Once I started showing work, I dedicated a little 10’ x 10’ room in my house to most of the objects, though I kept some outside. Most of the time I would be making art, but sometimes I would just play with the objects, arrange them in interesting ways.

When I moved into a house that had a basement, I combined my studio with a weight machine and an alcohol still. My workspace was also a workspace for house projects, and a hang out place at night. I would work on tables made of plywood and 2 x 4s, and they would accumulate detritus from all the projects. At one point, I took one of the tables to a show because I needed a pedestal, and it became part of the piece. This is where I developed the idea of creating a table as a sculpture that looks as if someone has just walked away from it, telling a story with the abandoned objects.

I moved with my wife, Blair, to Vashon, a little island between Tacoma and Seattle for a year. My studio there was mostly our little front porch, or if it was too cold, I would use the coffee table. We used one of my stands with found lab glass on it as a Christmas tree, decorating it with a little life preserver ornament. During a super low tide, we spread a bunch of colored glass out in the sand and rocks.

When Blair and I moved to upstate New York, the house we moved into had a garage. I built some shelves and worktables, installed some track lights. I bought a heater. Even with the track lighting, the light was pretty crappy, and the cinderblock walls made it seem really dark. I spent a lot of time outside in my rabbit hutch, using a piece of plywood I screwed to one wall to mock up my pieces. I wanted to spruce up the darkness a bit, so I started using the colored CFL bulbs, mostly just to decorate and make things exciting while I worked in the cold. They quickly got incorporated into the work.

So this is really the first time I refer to my studio as a studio, before this it was always so mixed into my living situation that it didn’t really feel like a studio. I guess it’s only now that I am establishing a studio separate from my house that I am realizing I have had a studio the whole time, maybe I just didn’t have a house.

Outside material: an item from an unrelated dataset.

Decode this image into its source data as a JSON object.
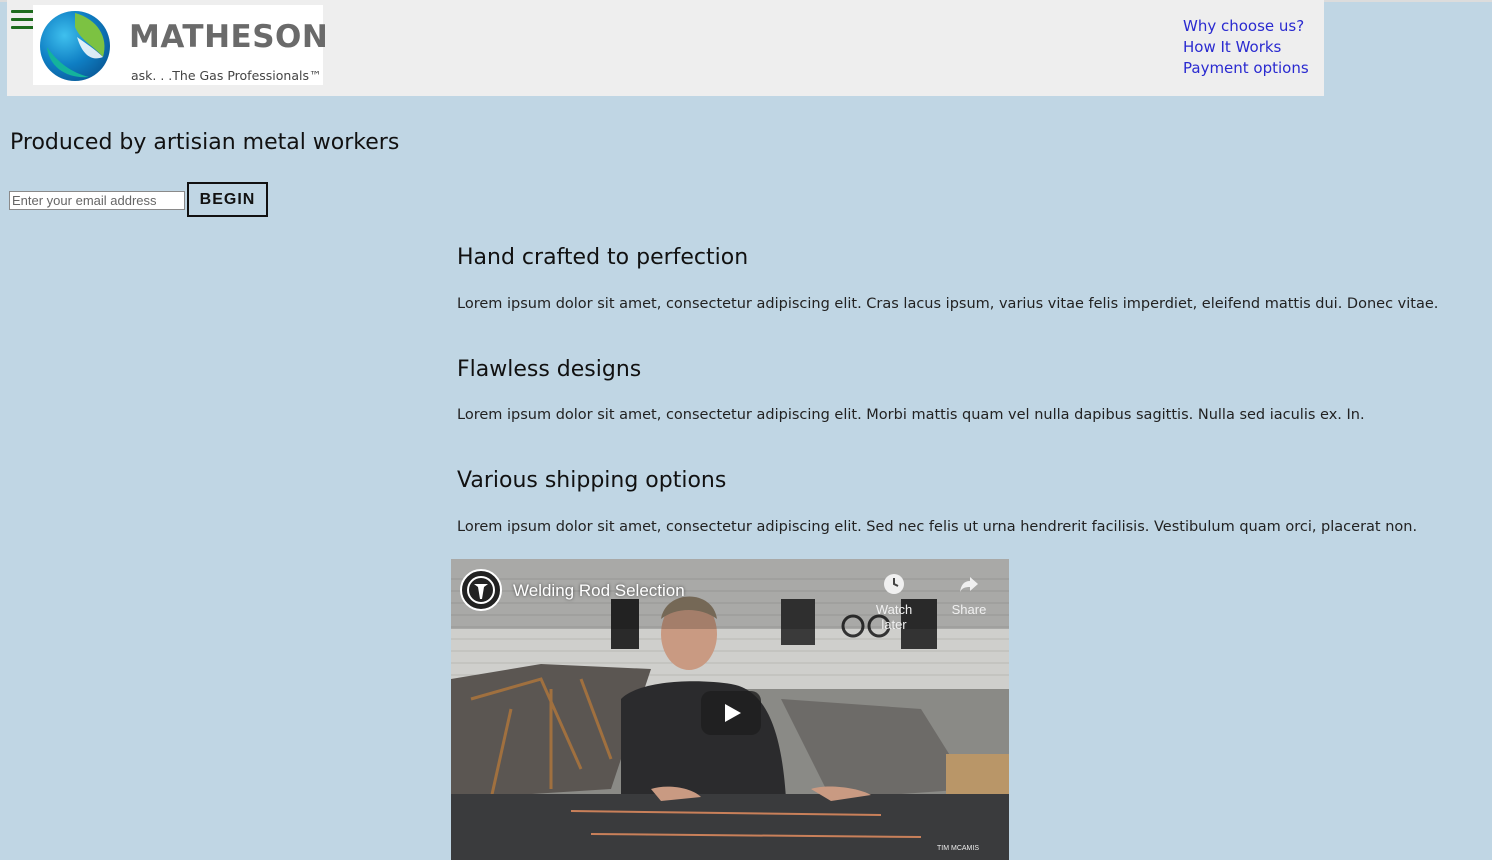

Now that I have a studio space, and white walls, I am really enjoying being able to put all my glass and other objects out on shelves, put some work on walls, and really observe everything in real time. I am a little nervous as I feel I am spending too much time standing around looking at all these trinkets without doing anything, but I guess that’s always been part of my studio practice. But all those windows? I feel helpless in a space like this: all I want to do is look at the way all the different colors look in the light.

I think I’m finally getting somewhere with the ponies, too. They take about a minute to complete, but it took me about 4 years to learn how to make one. Every time I blow glass, I make a few of them. It’s usually just a warm up exercise, something to make sure my tools are clean, and to get a feel for the glass if I’m in an unfamiliar shop. I usually just give them away to kids or friends, but I’ve started keeping a few around to look at. I’ve never used them in my art, but I’m beginning to really like them. Perhaps they just needed some space to move around.

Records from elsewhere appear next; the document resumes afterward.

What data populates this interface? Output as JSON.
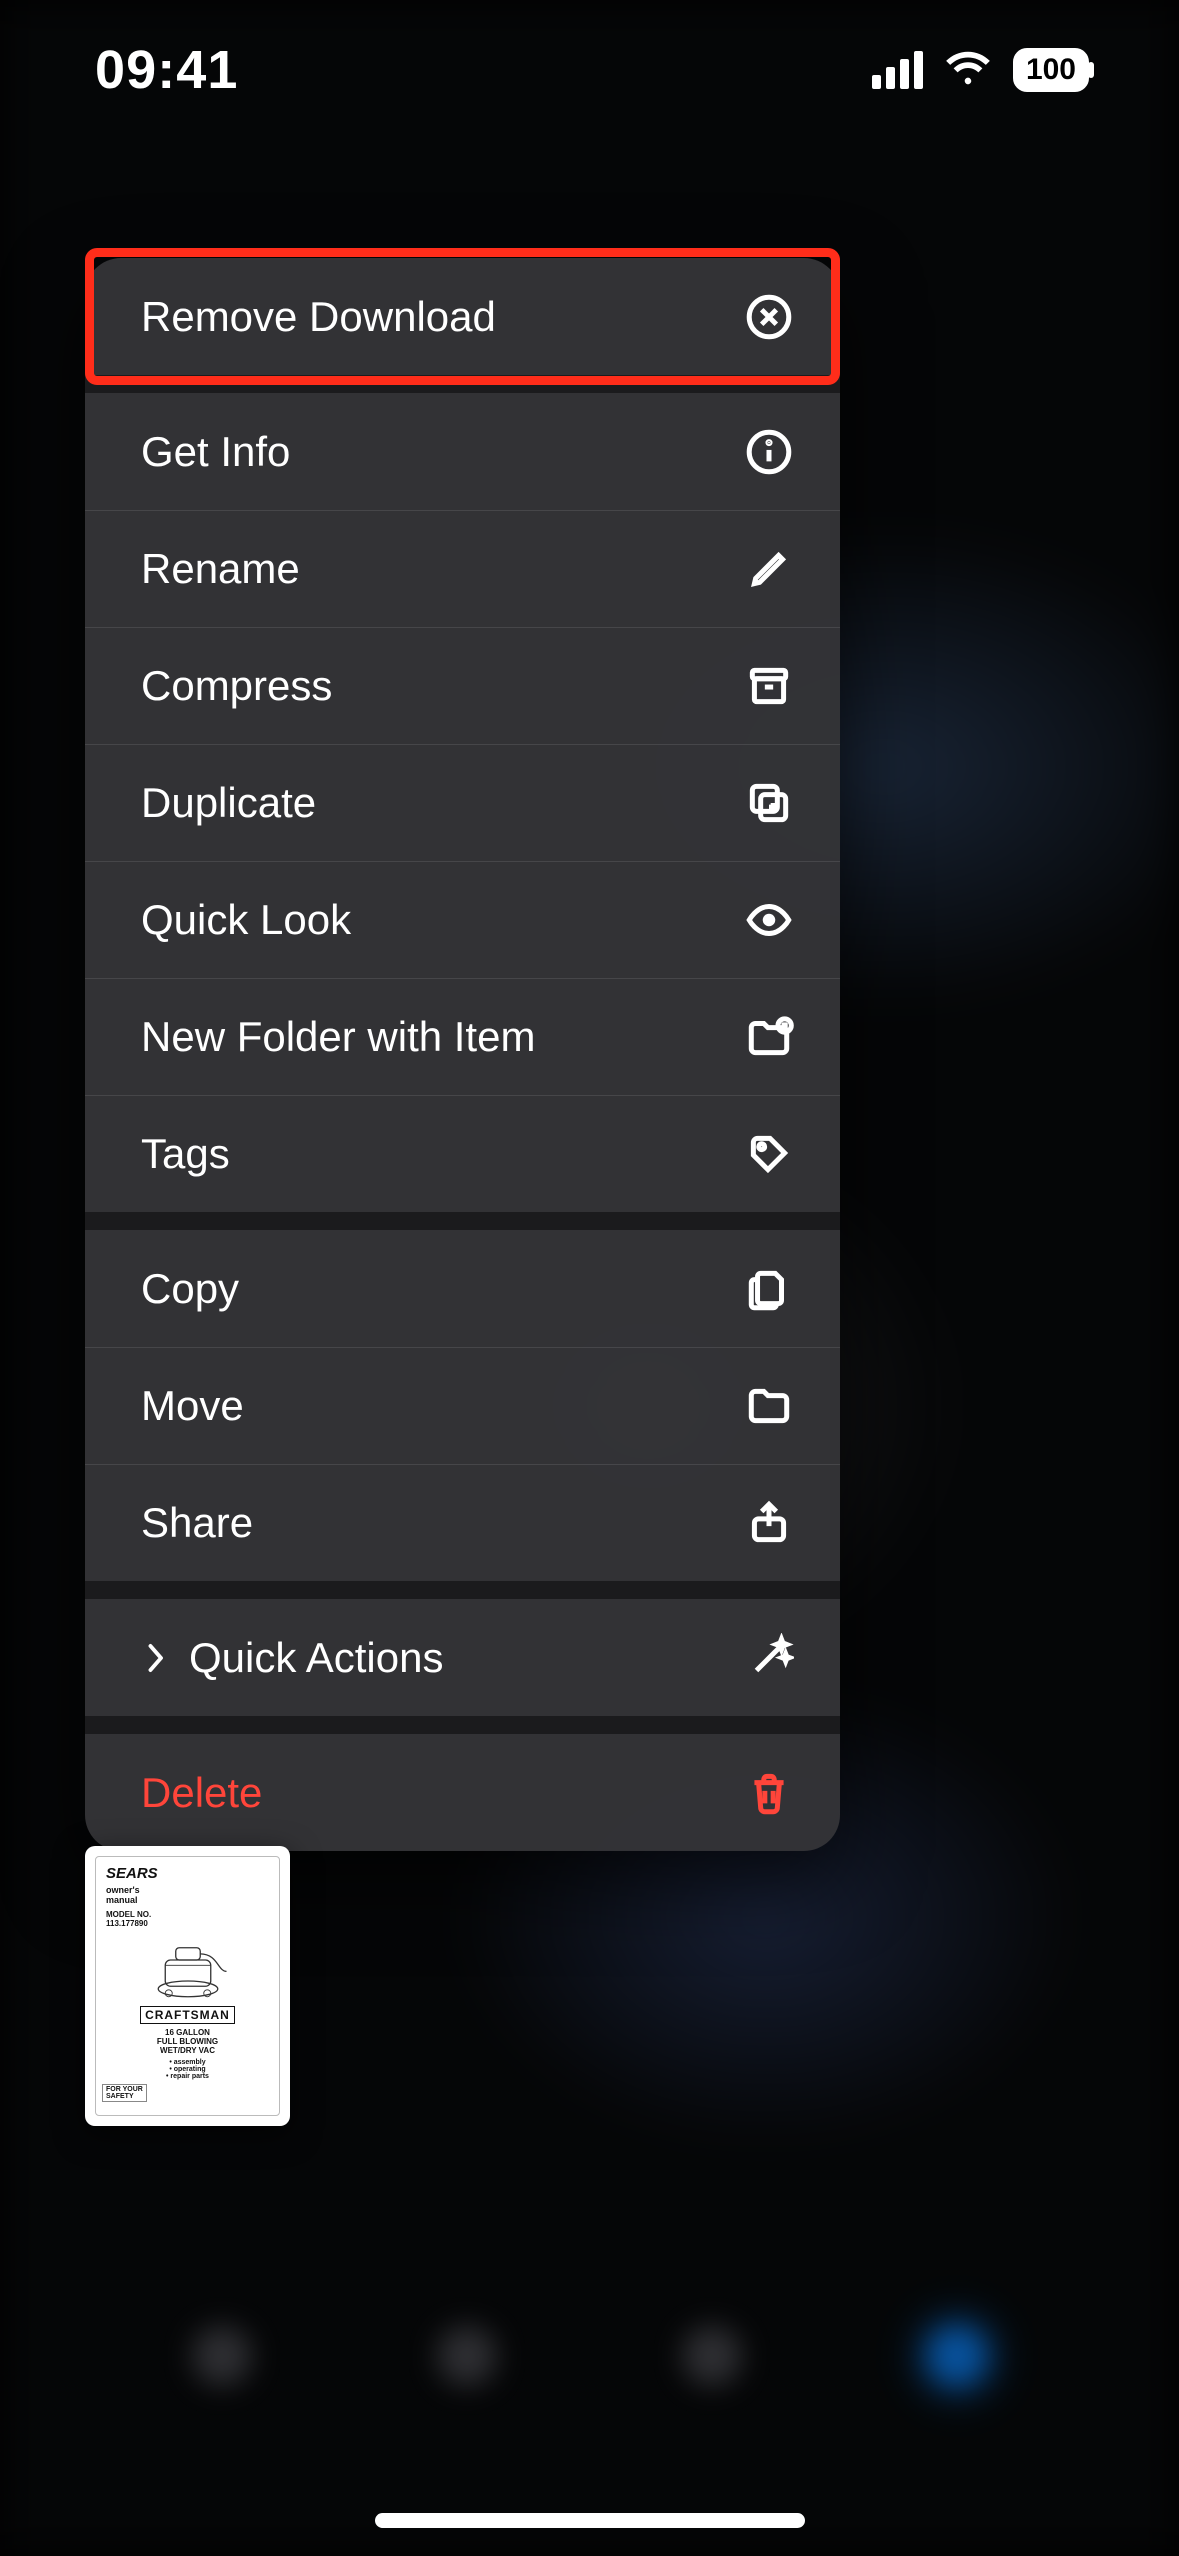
{
  "statusbar": {
    "time": "09:41",
    "battery": "100"
  },
  "menu": {
    "groups": [
      [
        {
          "id": "remove-download",
          "label": "Remove Download",
          "icon": "x-circle"
        }
      ],
      [
        {
          "id": "get-info",
          "label": "Get Info",
          "icon": "info-circle"
        },
        {
          "id": "rename",
          "label": "Rename",
          "icon": "pencil"
        },
        {
          "id": "compress",
          "label": "Compress",
          "icon": "archive"
        },
        {
          "id": "duplicate",
          "label": "Duplicate",
          "icon": "duplicate"
        },
        {
          "id": "quick-look",
          "label": "Quick Look",
          "icon": "eye"
        },
        {
          "id": "new-folder-with-item",
          "label": "New Folder with Item",
          "icon": "folder-plus"
        },
        {
          "id": "tags",
          "label": "Tags",
          "icon": "tag"
        }
      ],
      [
        {
          "id": "copy",
          "label": "Copy",
          "icon": "copy"
        },
        {
          "id": "move",
          "label": "Move",
          "icon": "folder"
        },
        {
          "id": "share",
          "label": "Share",
          "icon": "share"
        }
      ],
      [
        {
          "id": "quick-actions",
          "label": "Quick Actions",
          "icon": "wand",
          "submenu": true
        }
      ],
      [
        {
          "id": "delete",
          "label": "Delete",
          "icon": "trash",
          "destructive": true
        }
      ]
    ]
  },
  "thumbnail": {
    "brand_top": "SEARS",
    "owner_line": "owner's\nmanual",
    "model": "113.177890",
    "brand": "CRAFTSMAN",
    "desc": "16 GALLON\nFULL BLOWING\nWET/DRY VAC",
    "list": "• assembly\n• operating\n• repair parts",
    "safety": "FOR YOUR\nSAFETY"
  }
}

Eilias Hansen was born in Indianola, Washington and lives in Upstate New York. Recent exhibitions include solo presentations at LISTE, Basel and Frieze Frame, London, with Jonathan Viner, London, UK; Maccarone, NY, Balice Hertling, Paris, and The Company, Los Angeles. Hansen’s work has exhibited in the Seattle Art Museum, WA, Howard House Contemporary Art, WA, and Parc Saint Leger, Paris (with Oscar Tuazon). His book, I’M A LONG WAY FROM HOME, AND I DON’T REALLY KNOW THESE ROADS was recently published by DoPe Press. EVEN CROOKS HAVE TO PAY THE RENT, his second book, will be published by Minor Matters Publishing. He is currently working on pieces for the Yokohama Triennial.


Friday, April 18th, 2014

David Ostrowski was born in 1981 in Cologne, Germany, where he continues to live and work.